    There should be an announcement either before or after stating something like “The following program has been paid for and sponsored by… [in this case Monsanto]“. Infomercial is the long and short of it, regardless of how it’s disguised as a news item or informational programming. Furthermore, the factual evidence of GMO’s and their long-lasting effects should be allowed in such programming, as well as the fact that the top leaders of the corporation have been employed by the government entities that police, govern and set the rules and standards for safety in our food supply. This should be enough evidence for any half-witted listener to put the pieces together and figure out there is definitely a HUGE conflict of interest – in all facets of this GMO disaster – start to finish. The public deserves the truth.

  • Anhaga

    It seems to me that in this situation full disclosure is essential. Marketplace Radio would do well to seek different sponsorship. This is like carrying cigarette ads when you are broadcasting material that is supposed to describe medical research into the effects of tobacco on human health!

  • Sushila Mertens

    If you are having concerns about announcing a sponsor, maybe you should look deeper into having that sponsor at all. Even if your business depends on Monsanto’s support, can you justify money from a company that is intent on ruining our natural food supply? This is massive genocide. Did deeper into your values and do the right thing.

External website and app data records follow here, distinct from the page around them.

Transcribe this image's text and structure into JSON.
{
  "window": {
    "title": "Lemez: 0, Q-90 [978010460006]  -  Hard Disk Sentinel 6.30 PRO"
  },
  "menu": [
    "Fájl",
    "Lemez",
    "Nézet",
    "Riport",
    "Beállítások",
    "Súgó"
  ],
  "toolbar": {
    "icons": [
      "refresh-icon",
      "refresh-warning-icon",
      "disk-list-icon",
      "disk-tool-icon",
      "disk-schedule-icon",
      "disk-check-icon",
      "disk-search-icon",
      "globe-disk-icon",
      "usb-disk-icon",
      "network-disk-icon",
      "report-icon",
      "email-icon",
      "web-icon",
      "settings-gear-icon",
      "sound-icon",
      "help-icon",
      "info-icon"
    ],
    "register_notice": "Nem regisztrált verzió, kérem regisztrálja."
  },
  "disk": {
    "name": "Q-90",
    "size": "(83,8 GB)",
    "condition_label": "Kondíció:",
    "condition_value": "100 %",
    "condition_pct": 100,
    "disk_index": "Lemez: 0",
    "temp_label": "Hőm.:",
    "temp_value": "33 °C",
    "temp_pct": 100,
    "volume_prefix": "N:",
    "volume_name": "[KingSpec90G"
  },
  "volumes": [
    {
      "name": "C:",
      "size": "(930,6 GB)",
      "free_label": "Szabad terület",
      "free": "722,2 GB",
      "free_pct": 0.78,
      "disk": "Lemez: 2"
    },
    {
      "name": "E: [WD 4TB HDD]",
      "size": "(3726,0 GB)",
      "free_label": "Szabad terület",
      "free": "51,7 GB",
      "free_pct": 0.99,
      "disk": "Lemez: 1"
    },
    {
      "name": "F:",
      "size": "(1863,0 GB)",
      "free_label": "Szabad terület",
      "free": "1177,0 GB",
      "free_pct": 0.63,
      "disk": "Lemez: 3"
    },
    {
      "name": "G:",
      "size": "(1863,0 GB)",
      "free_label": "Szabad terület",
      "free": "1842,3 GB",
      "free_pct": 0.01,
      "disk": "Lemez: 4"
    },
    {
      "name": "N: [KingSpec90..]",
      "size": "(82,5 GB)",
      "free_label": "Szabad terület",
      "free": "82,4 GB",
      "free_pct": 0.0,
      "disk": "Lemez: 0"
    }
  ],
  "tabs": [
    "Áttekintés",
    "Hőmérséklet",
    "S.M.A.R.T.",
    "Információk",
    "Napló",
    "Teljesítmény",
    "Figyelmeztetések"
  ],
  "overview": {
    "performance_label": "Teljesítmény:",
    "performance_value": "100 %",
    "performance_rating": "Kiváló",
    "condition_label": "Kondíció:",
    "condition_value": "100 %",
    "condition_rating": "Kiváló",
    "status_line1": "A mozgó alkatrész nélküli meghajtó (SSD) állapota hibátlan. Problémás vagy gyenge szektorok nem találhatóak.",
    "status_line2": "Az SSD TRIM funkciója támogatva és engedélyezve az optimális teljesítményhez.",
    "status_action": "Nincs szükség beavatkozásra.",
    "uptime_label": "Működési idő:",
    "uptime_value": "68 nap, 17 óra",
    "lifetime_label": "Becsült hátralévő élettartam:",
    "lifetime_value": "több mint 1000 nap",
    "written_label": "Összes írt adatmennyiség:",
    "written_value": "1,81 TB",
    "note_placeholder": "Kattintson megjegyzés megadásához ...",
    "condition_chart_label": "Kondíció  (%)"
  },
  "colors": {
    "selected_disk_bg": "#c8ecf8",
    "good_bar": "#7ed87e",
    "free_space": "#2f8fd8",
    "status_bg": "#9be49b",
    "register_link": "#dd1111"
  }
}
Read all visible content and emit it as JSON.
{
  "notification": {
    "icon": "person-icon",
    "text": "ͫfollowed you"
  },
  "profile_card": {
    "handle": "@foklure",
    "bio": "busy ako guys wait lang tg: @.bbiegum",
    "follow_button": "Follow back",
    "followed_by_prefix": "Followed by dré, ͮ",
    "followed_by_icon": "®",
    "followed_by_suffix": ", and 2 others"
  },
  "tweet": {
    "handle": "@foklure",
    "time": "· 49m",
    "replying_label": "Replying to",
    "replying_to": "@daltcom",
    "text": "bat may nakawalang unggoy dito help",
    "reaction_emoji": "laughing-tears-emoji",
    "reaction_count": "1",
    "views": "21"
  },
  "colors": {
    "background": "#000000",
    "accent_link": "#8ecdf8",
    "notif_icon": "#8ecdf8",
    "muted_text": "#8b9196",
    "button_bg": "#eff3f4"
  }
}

  • Devon Cromeens

    We’re a group of volunteers and starting a new scheme in our community. Your website provided us with valuable information to work on. You’ve done an impressive job and our whole community will be grateful to you.

  • Dawn Babcock Papple

    Oh hey, well if Monsanto doesn’t have to label their poison foods, why should the radio have to label their affiliations. Right?  

  • Dawn Babcock Papple

    Yeah, or like Coca-Cola’s ownership of The Beverage Company’s school for dietitians.  Insane!!!!

  • Dawn Babcock Papple

    Sadly, that’s not even much of an overshot either.  People are DYING because of this company.